"United States Attorneys may serve at the pleasure of the president, but justice does not serve at the pleasure of the president, or any president," he said.
The hearing got off to a slow and disrupted start as the Senate wrapped up a vote on Iraq.
Leahy thanked D. Kyle Sampson for testifying voluntarily, and without the need to issue subpoenas.
"The Attorney General admits mistake were made, but seems to say those mistakes were made mostly by Mr. Sampson," the Vermont Democrat explained.
He then charged the Bush administration with telling an inconsistent story about the firing of 8 U.S. Attorneys.
"Regrettably, what we have heard from the administration is a series of shifting explanations, excuses, a lack of accountability, or even acknowledgement of the seriousness of this matter," he argued.

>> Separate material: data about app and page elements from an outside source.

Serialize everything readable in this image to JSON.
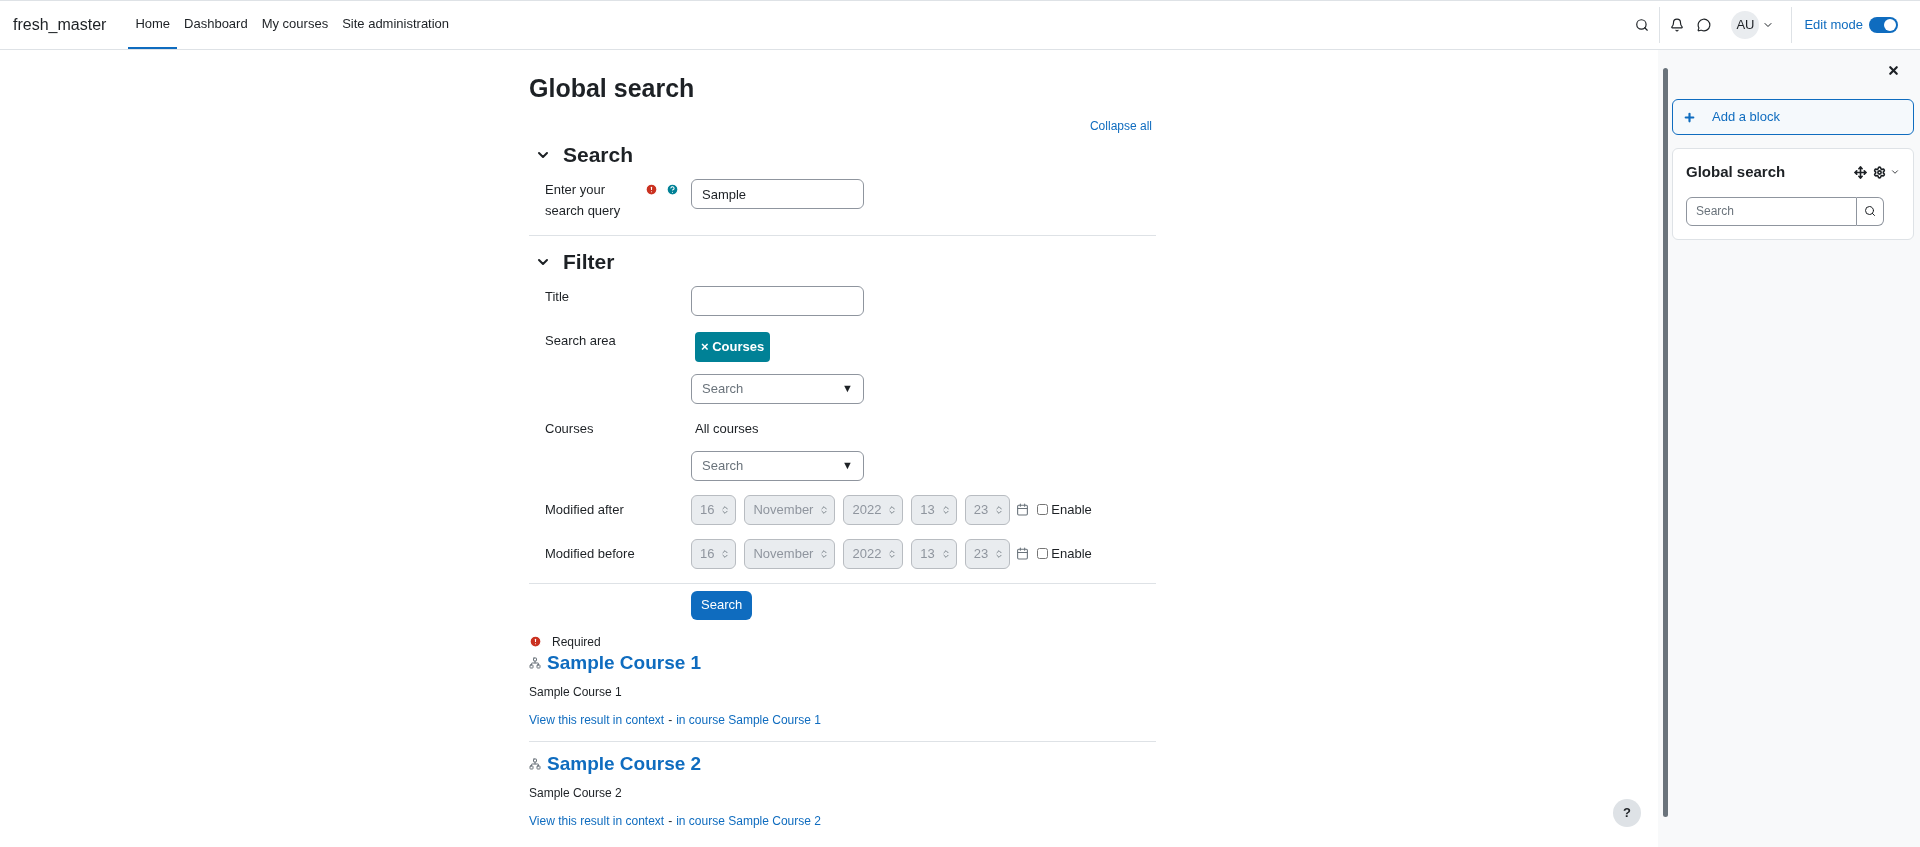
{
  "navbar": {
    "site_name": "fresh_master",
    "items": [
      {
        "label": "Home",
        "selected": true
      },
      {
        "label": "Dashboard",
        "selected": false
      },
      {
        "label": "My courses",
        "selected": false
      },
      {
        "label": "Site administration",
        "selected": false
      }
    ],
    "user_initials": "AU",
    "edit_mode": {
      "label": "Edit mode",
      "on": true
    }
  },
  "page": {
    "title": "Global search",
    "collapse_all": "Collapse all",
    "sections": [
      {
        "title": "Search",
        "expanded": true,
        "fields": [
          {
            "kind": "text",
            "label": "Enter your search query",
            "value": "Sample",
            "required": true,
            "help": true
          }
        ]
      },
      {
        "title": "Filter",
        "expanded": true,
        "fields": [
          {
            "kind": "text",
            "label": "Title",
            "required": false,
            "help": false
          },
          {
            "kind": "autocomplete",
            "label": "Search area",
            "tags": [
              {
                "remove": "×",
                "label": "Courses"
              }
            ],
            "placeholder": "Search",
            "caret": "▼"
          },
          {
            "kind": "autocomplete",
            "label": "Courses",
            "selection_text": "All courses",
            "placeholder": "Search",
            "caret": "▼"
          },
          {
            "kind": "date",
            "label": "Modified after",
            "parts": [
              "16",
              "November",
              "2022",
              "13",
              "23"
            ],
            "enabled": false,
            "enable_label": "Enable"
          },
          {
            "kind": "date",
            "label": "Modified before",
            "parts": [
              "16",
              "November",
              "2022",
              "13",
              "23"
            ],
            "enabled": false,
            "enable_label": "Enable"
          }
        ]
      }
    ],
    "submit": "Search",
    "required_note": "Required",
    "results": [
      {
        "title": "Sample Course 1",
        "description": "Sample Course 1",
        "context_link": "View this result in context",
        "separator": "-",
        "course_link": "in course Sample Course 1"
      },
      {
        "title": "Sample Course 2",
        "description": "Sample Course 2",
        "context_link": "View this result in context",
        "separator": "-",
        "course_link": "in course Sample Course 2"
      }
    ]
  },
  "drawer": {
    "add_block": "Add a block",
    "block": {
      "title": "Global search",
      "search_placeholder": "Search"
    }
  },
  "help_button": "?"
}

Leahy was followed by Senator Chuck Schumer (D-NY), who assailed the Bush administration for downplaying the significance of the events.
"Just 7 weeks ago, the Department of Justice insisted we were making a big deal out of nothing," he said, and then noted the resignations of Sampson, other officials, as well as the decision by another Justice official, Monica Goodling, to plead her Fifth Amendment right against self-incrimination.
He then noted that White House aide Karl Rove and Attorney General Alberto Gonzales had been directly implicated in the firing of the attorneys, and charged the Bush administration with dissembling.
"The list of contradictions, contortions, and distortions grows longer everyday," he warned.
Schumer insisted that today's hearing was not a partisan exercise.
"The purpose is not gotcha. The purpose is, as they said in Dragnet, 'just the facts ma'am.'"